| Work item |
Please output the listing exactly as it stands, but omit any images.

═══ Source records

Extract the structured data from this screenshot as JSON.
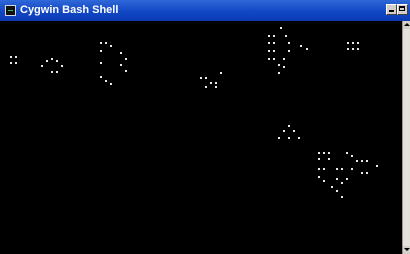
{
  "window": {
    "title": "Cygwin Bash Shell",
    "icon": "terminal-icon",
    "title_bar_color": "#1247c4",
    "background_color": "#000000",
    "cell_color": "#e8e8e8"
  },
  "caption_buttons": [
    {
      "name": "minimize-button",
      "icon": "minimize-icon"
    },
    {
      "name": "maximize-button",
      "icon": "maximize-icon"
    }
  ],
  "scrollbar": {
    "up_icon": "scroll-up-arrow-icon",
    "down_icon": "scroll-down-arrow-icon"
  }
}
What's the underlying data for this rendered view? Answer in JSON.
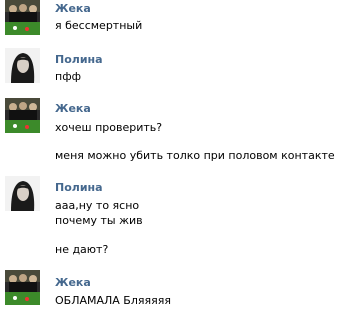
{
  "messages": [
    {
      "author": "Жека",
      "avatar_icon": "pool-table-avatar-icon",
      "lines": [
        "я бессмертный"
      ]
    },
    {
      "author": "Полина",
      "avatar_icon": "girl-portrait-avatar-icon",
      "lines": [
        "пфф"
      ]
    },
    {
      "author": "Жека",
      "avatar_icon": "pool-table-avatar-icon",
      "lines": [
        "хочеш проверить?",
        "меня можно убить толко при половом контакте"
      ]
    },
    {
      "author": "Полина",
      "avatar_icon": "girl-portrait-avatar-icon",
      "lines": [
        "ааа,ну то ясно",
        "почему ты жив",
        "не дают?"
      ]
    },
    {
      "author": "Жека",
      "avatar_icon": "pool-table-avatar-icon",
      "lines": [
        "ОБЛАМАЛА Бляяяяя"
      ]
    }
  ],
  "colors": {
    "author_name": "#45688e",
    "text": "#000000",
    "background": "#ffffff"
  }
}
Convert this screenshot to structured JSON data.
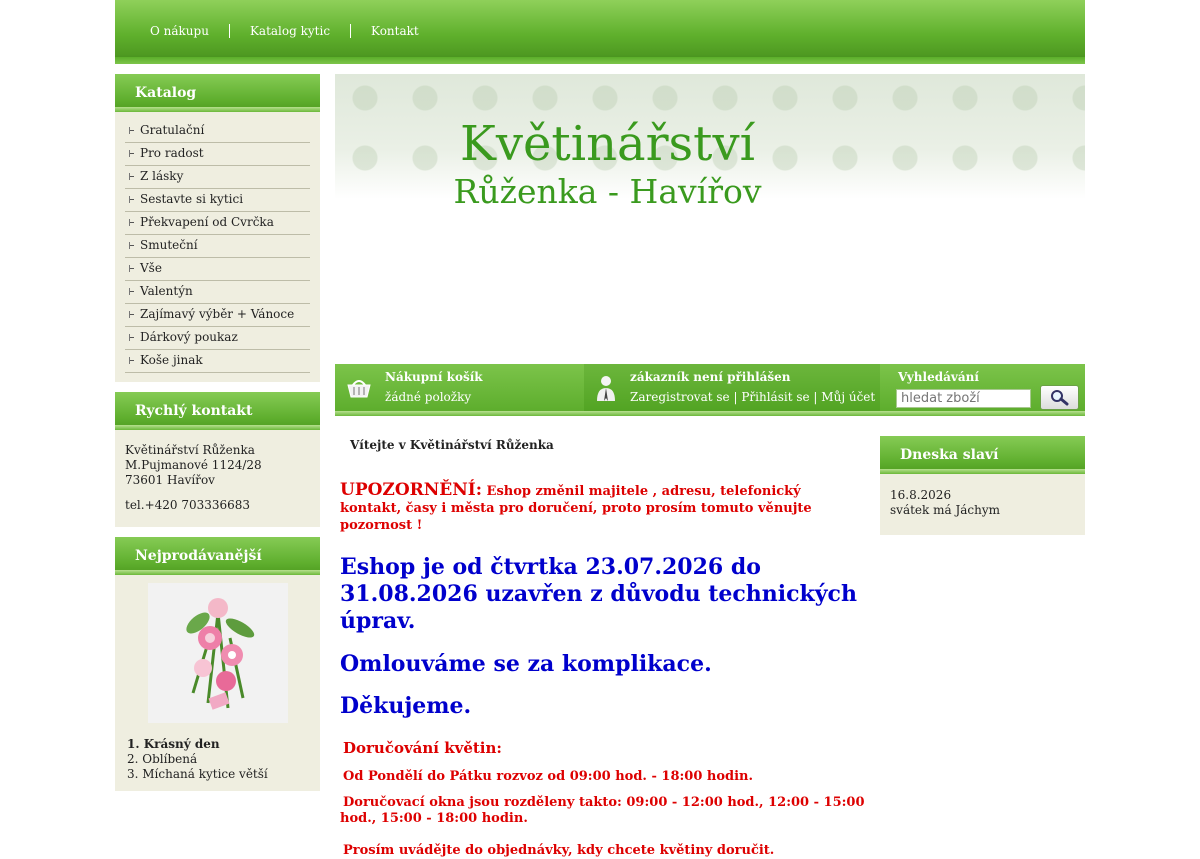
{
  "nav": {
    "items": [
      "O nákupu",
      "Katalog kytic",
      "Kontakt"
    ]
  },
  "catalog": {
    "title": "Katalog",
    "items": [
      "Gratulační",
      "Pro radost",
      "Z lásky",
      "Sestavte si kytici",
      "Překvapení od Cvrčka",
      "Smuteční",
      "Vše",
      "Valentýn",
      "Zajímavý výběr + Vánoce",
      "Dárkový poukaz",
      "Koše jinak"
    ]
  },
  "contact": {
    "title": "Rychlý kontakt",
    "line1": "Květinářství Růženka",
    "line2": "M.Pujmanové 1124/28",
    "line3": "73601 Havířov",
    "phone": "tel.+420 703336683"
  },
  "bestsellers": {
    "title": "Nejprodávanější",
    "items": [
      "1. Krásný den",
      "2. Oblíbená",
      "3. Míchaná kytice větší"
    ]
  },
  "banner": {
    "title": "Květinářství",
    "subtitle": "Růženka - Havířov"
  },
  "cart": {
    "title": "Nákupní košík",
    "status": "žádné položky"
  },
  "user": {
    "title": "zákazník není přihlášen",
    "register": "Zaregistrovat se",
    "login": "Přihlásit se",
    "account": "Můj účet",
    "sep": "|"
  },
  "search": {
    "title": "Vyhledávání",
    "placeholder": "hledat zboží"
  },
  "main": {
    "welcome": "Vítejte v Květinářství Růženka",
    "warn_label": "UPOZORNĚNÍ:",
    "warn_text": " Eshop změnil majitele , adresu, telefonický kontakt, časy i města pro doručení, proto prosím tomuto věnujte pozornost !",
    "closed": "Eshop je od čtvrtka 23.07.2026  do 31.08.2026 uzavřen z důvodu technických úprav.",
    "sorry": "Omlouváme se za komplikace.",
    "thanks": "Děkujeme.",
    "delivery_title": "Doručování květin:",
    "delivery_hours": "Od Pondělí do Pátku rozvoz od 09:00 hod. - 18:00 hodin.",
    "delivery_windows": "Doručovací okna jsou rozděleny takto: 09:00 - 12:00 hod., 12:00 - 15:00 hod., 15:00 - 18:00 hodin.",
    "delivery_note": "Prosím uvádějte do objednávky, kdy chcete květiny doručit."
  },
  "nameday": {
    "title": "Dneska slaví",
    "date": "16.8.2026",
    "text": "svátek má Jáchym"
  }
}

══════

| Output for this exercise |
Extract the structured data from this screenshot as JSON.
{
  "window": {
    "title": "Cygwin Bash Shell",
    "icon": "terminal-icon",
    "title_bar_color": "#1247c4",
    "background_color": "#000000",
    "cell_color": "#e8e8e8"
  },
  "caption_buttons": [
    {
      "name": "minimize-button",
      "icon": "minimize-icon"
    },
    {
      "name": "maximize-button",
      "icon": "maximize-icon"
    }
  ],
  "scrollbar": {
    "up_icon": "scroll-up-arrow-icon",
    "down_icon": "scroll-down-arrow-icon"
  }
}
What's the underlying data for this rendered view? Answer in JSON.
{
  "messages": [
    {
      "author": "Жека",
      "avatar_icon": "pool-table-avatar-icon",
      "lines": [
        "я бессмертный"
      ]
    },
    {
      "author": "Полина",
      "avatar_icon": "girl-portrait-avatar-icon",
      "lines": [
        "пфф"
      ]
    },
    {
      "author": "Жека",
      "avatar_icon": "pool-table-avatar-icon",
      "lines": [
        "хочеш проверить?",
        "меня можно убить толко при половом контакте"
      ]
    },
    {
      "author": "Полина",
      "avatar_icon": "girl-portrait-avatar-icon",
      "lines": [
        "ааа,ну то ясно",
        "почему ты жив",
        "не дают?"
      ]
    },
    {
      "author": "Жека",
      "avatar_icon": "pool-table-avatar-icon",
      "lines": [
        "ОБЛАМАЛА Бляяяяя"
      ]
    }
  ],
  "colors": {
    "author_name": "#45688e",
    "text": "#000000",
    "background": "#ffffff"
  }
}
Convert this screenshot to structured JSON data.
{
  "nav": {
    "items": [
      "O nákupu",
      "Katalog kytic",
      "Kontakt"
    ]
  },
  "catalog": {
    "title": "Katalog",
    "items": [
      "Gratulační",
      "Pro radost",
      "Z lásky",
      "Sestavte si kytici",
      "Překvapení od Cvrčka",
      "Smuteční",
      "Vše",
      "Valentýn",
      "Zajímavý výběr + Vánoce",
      "Dárkový poukaz",
      "Koše jinak"
    ]
  },
  "contact": {
    "title": "Rychlý kontakt",
    "line1": "Květinářství Růženka",
    "line2": "M.Pujmanové 1124/28",
    "line3": "73601 Havířov",
    "phone": "tel.+420 703336683"
  },
  "bestsellers": {
    "title": "Nejprodávanější",
    "items": [
      "1. Krásný den",
      "2. Oblíbená",
      "3. Míchaná kytice větší"
    ]
  },
  "banner": {
    "title": "Květinářství",
    "subtitle": "Růženka - Havířov"
  },
  "cart": {
    "title": "Nákupní košík",
    "status": "žádné položky"
  },
  "user": {
    "title": "zákazník není přihlášen",
    "register": "Zaregistrovat se",
    "login": "Přihlásit se",
    "account": "Můj účet",
    "sep": "|"
  },
  "search": {
    "title": "Vyhledávání",
    "placeholder": "hledat zboží"
  },
  "main": {
    "welcome": "Vítejte v Květinářství Růženka",
    "warn_label": "UPOZORNĚNÍ:",
    "warn_text": " Eshop změnil majitele , adresu, telefonický kontakt, časy i města pro doručení, proto prosím tomuto věnujte pozornost !",
    "closed": "Eshop je od čtvrtka 23.07.2026  do 31.08.2026 uzavřen z důvodu technických úprav.",
    "sorry": "Omlouváme se za komplikace.",
    "thanks": "Děkujeme.",
    "delivery_title": "Doručování květin:",
    "delivery_hours": "Od Pondělí do Pátku rozvoz od 09:00 hod. - 18:00 hodin.",
    "delivery_windows": "Doručovací okna jsou rozděleny takto: 09:00 - 12:00 hod., 12:00 - 15:00 hod., 15:00 - 18:00 hodin.",
    "delivery_note": "Prosím uvádějte do objednávky, kdy chcete květiny doručit."
  },
  "nameday": {
    "title": "Dneska slaví",
    "date": "16.8.2026",
    "text": "svátek má Jáchym"
  }
}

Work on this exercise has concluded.